* _EXERCISE PROMPT_
Exactly as they appear, set down all the lines of the material.

* _DATASET RECORDS_
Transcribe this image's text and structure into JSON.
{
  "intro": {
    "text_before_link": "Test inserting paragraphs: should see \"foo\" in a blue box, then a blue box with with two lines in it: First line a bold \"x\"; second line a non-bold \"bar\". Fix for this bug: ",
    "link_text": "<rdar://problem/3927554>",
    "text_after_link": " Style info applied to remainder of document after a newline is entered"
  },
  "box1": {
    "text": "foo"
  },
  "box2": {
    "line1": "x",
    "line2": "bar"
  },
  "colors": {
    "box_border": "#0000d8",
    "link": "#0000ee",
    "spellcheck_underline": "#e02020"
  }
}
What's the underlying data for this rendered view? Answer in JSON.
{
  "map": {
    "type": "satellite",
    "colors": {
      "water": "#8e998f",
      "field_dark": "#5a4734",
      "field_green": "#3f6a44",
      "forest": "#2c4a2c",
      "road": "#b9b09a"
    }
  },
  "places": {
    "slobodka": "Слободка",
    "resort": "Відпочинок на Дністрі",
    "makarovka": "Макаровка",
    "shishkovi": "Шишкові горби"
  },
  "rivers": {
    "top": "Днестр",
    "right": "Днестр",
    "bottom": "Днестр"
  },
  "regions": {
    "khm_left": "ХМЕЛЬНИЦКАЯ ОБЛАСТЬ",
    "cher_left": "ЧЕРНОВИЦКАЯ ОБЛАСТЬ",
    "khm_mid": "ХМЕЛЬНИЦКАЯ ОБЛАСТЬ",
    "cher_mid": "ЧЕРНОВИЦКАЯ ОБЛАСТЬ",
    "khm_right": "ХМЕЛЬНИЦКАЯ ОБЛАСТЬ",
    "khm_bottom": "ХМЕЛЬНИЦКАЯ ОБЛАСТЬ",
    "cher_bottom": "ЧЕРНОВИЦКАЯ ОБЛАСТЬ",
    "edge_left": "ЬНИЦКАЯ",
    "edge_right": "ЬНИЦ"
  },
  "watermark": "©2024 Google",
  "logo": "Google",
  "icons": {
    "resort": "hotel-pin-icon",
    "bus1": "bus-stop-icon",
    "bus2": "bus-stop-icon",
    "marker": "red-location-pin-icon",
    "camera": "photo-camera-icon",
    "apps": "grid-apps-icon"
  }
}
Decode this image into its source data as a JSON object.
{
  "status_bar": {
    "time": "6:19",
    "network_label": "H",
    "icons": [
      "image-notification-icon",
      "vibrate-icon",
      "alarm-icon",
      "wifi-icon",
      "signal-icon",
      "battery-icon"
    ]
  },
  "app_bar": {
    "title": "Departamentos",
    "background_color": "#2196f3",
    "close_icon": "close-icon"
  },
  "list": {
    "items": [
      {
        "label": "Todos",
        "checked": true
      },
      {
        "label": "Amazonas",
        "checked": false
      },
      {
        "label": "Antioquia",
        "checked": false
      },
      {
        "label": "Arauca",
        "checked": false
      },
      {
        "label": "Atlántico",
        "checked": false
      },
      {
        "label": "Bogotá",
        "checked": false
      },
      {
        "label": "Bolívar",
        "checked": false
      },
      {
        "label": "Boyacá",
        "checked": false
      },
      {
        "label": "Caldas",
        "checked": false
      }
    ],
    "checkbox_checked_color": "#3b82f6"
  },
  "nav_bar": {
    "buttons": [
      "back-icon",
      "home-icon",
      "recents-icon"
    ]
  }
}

* _EXERCISE ANSWER_
Transcribe this image's text and structure into JSON.
{
  "intro": {
    "text_before_link": "Test inserting paragraphs: should see \"foo\" in a blue box, then a blue box with with two lines in it: First line a bold \"x\"; second line a non-bold \"bar\". Fix for this bug: ",
    "link_text": "<rdar://problem/3927554>",
    "text_after_link": " Style info applied to remainder of document after a newline is entered"
  },
  "box1": {
    "text": "foo"
  },
  "box2": {
    "line1": "x",
    "line2": "bar"
  },
  "colors": {
    "box_border": "#0000d8",
    "link": "#0000ee",
    "spellcheck_underline": "#e02020"
  }
}
What's the underlying data for this rendered view? Answer in JSON.
{
  "map": {
    "type": "satellite",
    "colors": {
      "water": "#8e998f",
      "field_dark": "#5a4734",
      "field_green": "#3f6a44",
      "forest": "#2c4a2c",
      "road": "#b9b09a"
    }
  },
  "places": {
    "slobodka": "Слободка",
    "resort": "Відпочинок на Дністрі",
    "makarovka": "Макаровка",
    "shishkovi": "Шишкові горби"
  },
  "rivers": {
    "top": "Днестр",
    "right": "Днестр",
    "bottom": "Днестр"
  },
  "regions": {
    "khm_left": "ХМЕЛЬНИЦКАЯ ОБЛАСТЬ",
    "cher_left": "ЧЕРНОВИЦКАЯ ОБЛАСТЬ",
    "khm_mid": "ХМЕЛЬНИЦКАЯ ОБЛАСТЬ",
    "cher_mid": "ЧЕРНОВИЦКАЯ ОБЛАСТЬ",
    "khm_right": "ХМЕЛЬНИЦКАЯ ОБЛАСТЬ",
    "khm_bottom": "ХМЕЛЬНИЦКАЯ ОБЛАСТЬ",
    "cher_bottom": "ЧЕРНОВИЦКАЯ ОБЛАСТЬ",
    "edge_left": "ЬНИЦКАЯ",
    "edge_right": "ЬНИЦ"
  },
  "watermark": "©2024 Google",
  "logo": "Google",
  "icons": {
    "resort": "hotel-pin-icon",
    "bus1": "bus-stop-icon",
    "bus2": "bus-stop-icon",
    "marker": "red-location-pin-icon",
    "camera": "photo-camera-icon",
    "apps": "grid-apps-icon"
  }
}
Decode this image into its source data as a JSON object.
{
  "status_bar": {
    "time": "6:19",
    "network_label": "H",
    "icons": [
      "image-notification-icon",
      "vibrate-icon",
      "alarm-icon",
      "wifi-icon",
      "signal-icon",
      "battery-icon"
    ]
  },
  "app_bar": {
    "title": "Departamentos",
    "background_color": "#2196f3",
    "close_icon": "close-icon"
  },
  "list": {
    "items": [
      {
        "label": "Todos",
        "checked": true
      },
      {
        "label": "Amazonas",
        "checked": false
      },
      {
        "label": "Antioquia",
        "checked": false
      },
      {
        "label": "Arauca",
        "checked": false
      },
      {
        "label": "Atlántico",
        "checked": false
      },
      {
        "label": "Bogotá",
        "checked": false
      },
      {
        "label": "Bolívar",
        "checked": false
      },
      {
        "label": "Boyacá",
        "checked": false
      },
      {
        "label": "Caldas",
        "checked": false
      }
    ],
    "checkbox_checked_color": "#3b82f6"
  },
  "nav_bar": {
    "buttons": [
      "back-icon",
      "home-icon",
      "recents-icon"
    ]
  }
}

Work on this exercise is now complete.